I also don’t consider it a fair comparison to lump together the “ancient aliens” charlatans and their racist fringe theories that do little other than marginalize the incredible contributions of long-gone civilizations with the serious scientific pursuits of SETI and similar organizations. While I may have doubts in whether or not they can be successful given the limitations of physics and technology, I’m glad there’s scientists out there mad enough to try it.


SETI works by aiming the giant radio telescope at various stars and/or galaxies, and then later analyzing the radio signals that are received.

My question would be, other then the presence (or lack thereof) of an obviously intelligent signal, is there anything else (scientifically speaking) learned by analyzing these signals?
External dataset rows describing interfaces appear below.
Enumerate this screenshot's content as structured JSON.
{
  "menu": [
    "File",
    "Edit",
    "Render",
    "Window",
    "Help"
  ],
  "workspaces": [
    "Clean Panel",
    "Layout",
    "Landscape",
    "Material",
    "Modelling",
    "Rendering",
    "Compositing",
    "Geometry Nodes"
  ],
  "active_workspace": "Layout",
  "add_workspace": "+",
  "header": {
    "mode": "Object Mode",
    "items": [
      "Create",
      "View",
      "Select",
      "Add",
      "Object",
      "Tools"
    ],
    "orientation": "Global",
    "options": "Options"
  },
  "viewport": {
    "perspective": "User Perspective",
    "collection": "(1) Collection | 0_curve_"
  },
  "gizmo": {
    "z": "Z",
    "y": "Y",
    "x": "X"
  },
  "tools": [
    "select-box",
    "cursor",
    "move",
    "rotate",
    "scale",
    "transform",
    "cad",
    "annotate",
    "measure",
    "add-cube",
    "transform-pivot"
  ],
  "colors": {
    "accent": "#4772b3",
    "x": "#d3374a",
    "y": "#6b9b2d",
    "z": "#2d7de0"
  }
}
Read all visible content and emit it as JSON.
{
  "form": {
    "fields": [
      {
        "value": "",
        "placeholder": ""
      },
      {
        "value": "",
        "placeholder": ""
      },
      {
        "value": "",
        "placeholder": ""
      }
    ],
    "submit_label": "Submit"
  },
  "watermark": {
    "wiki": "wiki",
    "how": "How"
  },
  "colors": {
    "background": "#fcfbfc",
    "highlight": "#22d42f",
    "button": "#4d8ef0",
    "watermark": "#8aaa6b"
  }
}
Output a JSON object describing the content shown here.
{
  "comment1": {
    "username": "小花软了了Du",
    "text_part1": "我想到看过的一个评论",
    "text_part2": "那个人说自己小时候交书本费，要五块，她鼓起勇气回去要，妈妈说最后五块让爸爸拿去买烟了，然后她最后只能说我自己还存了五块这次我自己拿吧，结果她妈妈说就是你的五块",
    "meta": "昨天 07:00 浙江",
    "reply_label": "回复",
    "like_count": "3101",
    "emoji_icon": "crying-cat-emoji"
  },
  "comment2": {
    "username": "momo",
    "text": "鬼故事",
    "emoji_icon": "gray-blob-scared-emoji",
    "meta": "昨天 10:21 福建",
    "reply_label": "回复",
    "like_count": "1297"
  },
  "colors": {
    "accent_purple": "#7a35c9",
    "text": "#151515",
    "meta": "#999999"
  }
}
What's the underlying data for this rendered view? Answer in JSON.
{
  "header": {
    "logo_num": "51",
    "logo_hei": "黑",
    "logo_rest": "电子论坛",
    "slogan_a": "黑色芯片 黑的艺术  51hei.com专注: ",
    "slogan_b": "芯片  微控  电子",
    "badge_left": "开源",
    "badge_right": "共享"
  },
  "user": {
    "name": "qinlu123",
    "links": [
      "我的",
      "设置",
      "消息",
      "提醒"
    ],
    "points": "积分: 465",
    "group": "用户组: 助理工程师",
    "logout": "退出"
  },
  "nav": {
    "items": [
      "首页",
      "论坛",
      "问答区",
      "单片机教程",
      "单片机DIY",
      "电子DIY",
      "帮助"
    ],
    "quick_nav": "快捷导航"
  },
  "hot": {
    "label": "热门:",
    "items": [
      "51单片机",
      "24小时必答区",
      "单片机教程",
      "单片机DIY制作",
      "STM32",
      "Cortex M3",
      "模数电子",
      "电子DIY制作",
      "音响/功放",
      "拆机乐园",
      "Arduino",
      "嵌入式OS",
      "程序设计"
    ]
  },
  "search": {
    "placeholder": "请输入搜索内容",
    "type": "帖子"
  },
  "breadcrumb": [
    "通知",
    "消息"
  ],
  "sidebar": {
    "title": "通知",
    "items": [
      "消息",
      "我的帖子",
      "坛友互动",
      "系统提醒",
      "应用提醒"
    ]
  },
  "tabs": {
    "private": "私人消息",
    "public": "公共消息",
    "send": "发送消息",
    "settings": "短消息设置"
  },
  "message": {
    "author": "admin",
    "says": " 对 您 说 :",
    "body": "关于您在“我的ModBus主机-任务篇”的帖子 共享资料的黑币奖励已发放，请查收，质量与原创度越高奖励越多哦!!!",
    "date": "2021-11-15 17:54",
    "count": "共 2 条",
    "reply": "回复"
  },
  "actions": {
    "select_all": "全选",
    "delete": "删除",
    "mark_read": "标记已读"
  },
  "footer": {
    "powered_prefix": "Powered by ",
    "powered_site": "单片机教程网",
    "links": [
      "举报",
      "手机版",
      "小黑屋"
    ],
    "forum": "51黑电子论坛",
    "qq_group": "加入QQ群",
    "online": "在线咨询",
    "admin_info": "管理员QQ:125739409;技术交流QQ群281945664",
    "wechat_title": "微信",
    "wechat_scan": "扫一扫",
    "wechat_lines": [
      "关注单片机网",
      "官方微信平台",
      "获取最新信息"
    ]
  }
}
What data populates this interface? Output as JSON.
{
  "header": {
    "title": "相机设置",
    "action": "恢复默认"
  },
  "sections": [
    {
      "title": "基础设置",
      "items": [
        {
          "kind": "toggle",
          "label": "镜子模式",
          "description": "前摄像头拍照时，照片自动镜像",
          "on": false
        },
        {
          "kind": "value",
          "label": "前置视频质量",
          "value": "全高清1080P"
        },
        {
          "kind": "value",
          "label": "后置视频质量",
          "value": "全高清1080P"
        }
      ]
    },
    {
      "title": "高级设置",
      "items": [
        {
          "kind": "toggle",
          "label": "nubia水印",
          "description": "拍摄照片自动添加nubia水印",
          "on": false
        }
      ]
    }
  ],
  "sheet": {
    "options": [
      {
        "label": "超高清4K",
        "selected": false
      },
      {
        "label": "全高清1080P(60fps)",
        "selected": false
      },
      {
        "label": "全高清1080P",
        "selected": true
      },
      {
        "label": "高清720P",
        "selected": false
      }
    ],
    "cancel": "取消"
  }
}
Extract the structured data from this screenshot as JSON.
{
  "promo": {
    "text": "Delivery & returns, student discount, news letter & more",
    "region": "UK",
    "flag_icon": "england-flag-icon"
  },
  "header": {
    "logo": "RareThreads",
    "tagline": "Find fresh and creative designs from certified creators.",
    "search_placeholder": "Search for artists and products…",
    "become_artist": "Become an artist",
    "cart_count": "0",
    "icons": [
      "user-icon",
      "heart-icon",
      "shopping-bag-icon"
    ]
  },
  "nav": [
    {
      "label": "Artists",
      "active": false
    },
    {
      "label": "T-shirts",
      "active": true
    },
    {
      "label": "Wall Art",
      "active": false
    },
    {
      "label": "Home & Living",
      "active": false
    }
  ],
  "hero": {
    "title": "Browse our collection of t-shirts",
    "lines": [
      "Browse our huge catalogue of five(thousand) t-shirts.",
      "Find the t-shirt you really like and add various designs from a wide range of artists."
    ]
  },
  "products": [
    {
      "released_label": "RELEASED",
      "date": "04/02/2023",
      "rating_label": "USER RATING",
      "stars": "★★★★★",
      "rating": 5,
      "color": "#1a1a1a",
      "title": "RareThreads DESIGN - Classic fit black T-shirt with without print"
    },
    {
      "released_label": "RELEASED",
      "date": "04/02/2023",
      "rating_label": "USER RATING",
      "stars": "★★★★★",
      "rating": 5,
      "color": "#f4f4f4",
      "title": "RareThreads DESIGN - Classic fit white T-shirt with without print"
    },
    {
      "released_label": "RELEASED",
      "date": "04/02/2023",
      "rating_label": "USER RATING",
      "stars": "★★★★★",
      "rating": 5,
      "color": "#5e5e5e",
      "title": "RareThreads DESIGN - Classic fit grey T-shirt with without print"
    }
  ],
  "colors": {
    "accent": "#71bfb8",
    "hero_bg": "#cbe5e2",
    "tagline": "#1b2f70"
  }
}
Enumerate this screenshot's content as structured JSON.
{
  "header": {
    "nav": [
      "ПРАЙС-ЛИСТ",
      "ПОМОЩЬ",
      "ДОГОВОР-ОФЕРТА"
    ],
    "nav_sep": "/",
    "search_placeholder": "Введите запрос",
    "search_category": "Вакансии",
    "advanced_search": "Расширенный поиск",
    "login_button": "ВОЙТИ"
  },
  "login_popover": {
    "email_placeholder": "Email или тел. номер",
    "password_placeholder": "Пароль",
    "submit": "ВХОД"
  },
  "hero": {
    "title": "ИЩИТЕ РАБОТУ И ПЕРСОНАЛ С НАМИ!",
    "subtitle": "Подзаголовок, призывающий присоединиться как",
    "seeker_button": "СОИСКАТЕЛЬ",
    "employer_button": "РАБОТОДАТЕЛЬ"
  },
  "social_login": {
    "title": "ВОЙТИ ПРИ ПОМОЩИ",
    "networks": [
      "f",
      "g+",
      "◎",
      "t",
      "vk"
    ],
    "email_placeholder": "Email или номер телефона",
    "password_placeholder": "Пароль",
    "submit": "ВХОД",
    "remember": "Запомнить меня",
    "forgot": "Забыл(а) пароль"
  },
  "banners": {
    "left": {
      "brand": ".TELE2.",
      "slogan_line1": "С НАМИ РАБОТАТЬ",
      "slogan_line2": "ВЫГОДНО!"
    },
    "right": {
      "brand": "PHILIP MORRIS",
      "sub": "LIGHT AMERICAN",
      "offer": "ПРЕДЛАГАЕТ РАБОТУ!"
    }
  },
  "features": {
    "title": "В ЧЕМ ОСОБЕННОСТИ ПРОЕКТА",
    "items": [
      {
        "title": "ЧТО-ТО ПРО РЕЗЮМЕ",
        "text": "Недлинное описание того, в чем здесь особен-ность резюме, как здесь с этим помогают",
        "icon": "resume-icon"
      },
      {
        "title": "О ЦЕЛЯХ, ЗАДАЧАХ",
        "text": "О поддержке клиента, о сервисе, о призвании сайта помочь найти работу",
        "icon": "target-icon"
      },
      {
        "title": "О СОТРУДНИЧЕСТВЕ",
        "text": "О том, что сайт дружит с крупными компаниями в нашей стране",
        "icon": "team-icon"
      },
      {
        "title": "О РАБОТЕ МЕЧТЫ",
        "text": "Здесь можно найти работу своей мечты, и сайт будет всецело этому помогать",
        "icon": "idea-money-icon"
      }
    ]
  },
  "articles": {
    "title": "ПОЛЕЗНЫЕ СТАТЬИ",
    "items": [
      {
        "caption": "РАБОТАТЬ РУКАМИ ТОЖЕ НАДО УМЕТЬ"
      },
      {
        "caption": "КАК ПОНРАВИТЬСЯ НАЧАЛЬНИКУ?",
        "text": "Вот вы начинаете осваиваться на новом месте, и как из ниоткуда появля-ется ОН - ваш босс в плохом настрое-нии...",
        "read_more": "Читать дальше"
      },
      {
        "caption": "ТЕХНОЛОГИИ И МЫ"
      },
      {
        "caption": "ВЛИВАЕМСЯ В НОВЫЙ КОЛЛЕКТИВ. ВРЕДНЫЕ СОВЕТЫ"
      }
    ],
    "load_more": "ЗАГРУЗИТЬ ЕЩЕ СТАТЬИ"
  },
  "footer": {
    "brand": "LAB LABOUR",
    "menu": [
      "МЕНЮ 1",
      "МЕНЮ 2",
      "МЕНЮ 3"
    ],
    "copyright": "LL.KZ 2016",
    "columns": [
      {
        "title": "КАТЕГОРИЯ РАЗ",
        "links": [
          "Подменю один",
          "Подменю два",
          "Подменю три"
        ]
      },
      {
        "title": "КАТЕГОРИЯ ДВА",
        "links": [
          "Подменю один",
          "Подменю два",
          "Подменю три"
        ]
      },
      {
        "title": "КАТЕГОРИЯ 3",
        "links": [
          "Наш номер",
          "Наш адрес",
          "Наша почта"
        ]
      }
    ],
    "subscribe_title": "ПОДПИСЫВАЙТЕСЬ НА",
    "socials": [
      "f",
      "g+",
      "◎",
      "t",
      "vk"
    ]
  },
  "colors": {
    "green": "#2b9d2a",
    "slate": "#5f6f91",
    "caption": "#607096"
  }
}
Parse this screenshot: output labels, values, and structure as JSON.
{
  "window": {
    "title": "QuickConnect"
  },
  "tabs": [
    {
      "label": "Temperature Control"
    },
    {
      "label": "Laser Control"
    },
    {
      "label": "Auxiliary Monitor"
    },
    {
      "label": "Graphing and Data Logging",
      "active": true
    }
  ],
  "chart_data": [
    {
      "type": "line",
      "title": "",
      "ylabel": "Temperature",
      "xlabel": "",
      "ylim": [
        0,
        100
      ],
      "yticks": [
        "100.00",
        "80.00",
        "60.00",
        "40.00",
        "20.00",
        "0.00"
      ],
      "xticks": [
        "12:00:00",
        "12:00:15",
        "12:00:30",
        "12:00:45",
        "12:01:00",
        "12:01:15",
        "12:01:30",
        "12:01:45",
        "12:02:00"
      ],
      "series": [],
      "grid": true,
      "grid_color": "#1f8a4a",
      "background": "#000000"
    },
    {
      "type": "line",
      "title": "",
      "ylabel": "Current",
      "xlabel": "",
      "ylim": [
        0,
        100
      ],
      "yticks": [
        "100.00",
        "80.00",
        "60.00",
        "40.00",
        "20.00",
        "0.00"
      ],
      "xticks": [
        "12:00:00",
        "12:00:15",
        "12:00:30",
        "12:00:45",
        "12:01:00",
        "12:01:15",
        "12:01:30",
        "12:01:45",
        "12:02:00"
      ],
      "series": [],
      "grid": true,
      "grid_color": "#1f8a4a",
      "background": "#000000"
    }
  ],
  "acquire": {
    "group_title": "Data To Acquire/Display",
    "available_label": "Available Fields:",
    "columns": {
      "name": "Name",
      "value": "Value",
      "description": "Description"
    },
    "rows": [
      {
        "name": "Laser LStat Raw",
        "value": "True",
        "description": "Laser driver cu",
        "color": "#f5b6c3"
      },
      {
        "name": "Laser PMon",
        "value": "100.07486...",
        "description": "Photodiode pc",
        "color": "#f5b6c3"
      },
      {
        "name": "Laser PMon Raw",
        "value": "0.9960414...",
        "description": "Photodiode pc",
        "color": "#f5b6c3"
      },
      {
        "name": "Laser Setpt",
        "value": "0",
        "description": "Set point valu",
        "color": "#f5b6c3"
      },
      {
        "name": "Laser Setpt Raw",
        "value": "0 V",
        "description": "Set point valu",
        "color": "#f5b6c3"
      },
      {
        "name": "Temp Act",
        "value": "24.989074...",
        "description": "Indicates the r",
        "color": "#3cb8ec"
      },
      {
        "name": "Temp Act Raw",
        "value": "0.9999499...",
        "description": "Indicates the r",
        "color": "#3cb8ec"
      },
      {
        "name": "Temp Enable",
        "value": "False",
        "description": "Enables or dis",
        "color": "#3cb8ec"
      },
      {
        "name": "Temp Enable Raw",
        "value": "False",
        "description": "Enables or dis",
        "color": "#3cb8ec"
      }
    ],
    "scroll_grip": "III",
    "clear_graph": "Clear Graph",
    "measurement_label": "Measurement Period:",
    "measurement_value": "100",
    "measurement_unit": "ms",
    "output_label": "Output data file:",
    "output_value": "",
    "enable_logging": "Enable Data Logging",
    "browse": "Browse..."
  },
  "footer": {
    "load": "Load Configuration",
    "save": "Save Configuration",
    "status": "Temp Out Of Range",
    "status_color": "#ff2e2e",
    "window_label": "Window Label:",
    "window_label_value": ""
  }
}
If so, then it would be a worthwhile to continue to record, analyze, and catalog those signals regardless of whether or not we “find intelligent life” from them.


That depends on whether SETI reduces already scarce instrument time.

I have difficulty finding terrestrial intelligence, let alone the ET sort. I’m reminded of Gandhi’s response when asked what he thought of Western civilization. “That would be a very good idea,” he said.


There’s no evidence that any extra-terrestrial intelligence has visited or otherwise contacted humanity. That’s not the same as saying there’s no evidence it exists.

The evidence is thus:

  • We know intelligent life can evolve from conditions found in our solar system, because it already happened here.
  • We know that the conditions found in our solar system are almost certainly not unique, because the more we’ve been able to study distant solar systems the more evidence we’ve found for planets that share characteristics with our own.
  • The universe is really, really, really big. If conditions exist that could give rise to intelligent life on other planets, then it probably already has.

We still don’t have enough data to make an informed estimate of just how common intelligent life is in our universe, but it would be crazy if it didn’t exist anywhere but here. Are the odds of intelligent life evolving in any given solar system one-in-a-million? One-in-a-quadrillion? Even if it’s one-in-one-hundred-thousand-million then we’re probably not alone in our galaxy, and there are about two-million-million galaxies in the known universe.


Wait, I can’t tell if it’s extraterrestrial life you want to stop looking for, or extraterrestrial intelligence you’re taliking about?

There is certainly some evidence of life-methane on Mars, phosphenes on Venus. They might not pan out, but we only find out by continuing to gather evidence and try to chip away at the assumptions.

One assumption I get tired of, is that “intelligence” is adequately defined for purposes of searching for it. I would argue that if humans stop looking for life off-world, we stop being interesting enough to count as intelligent.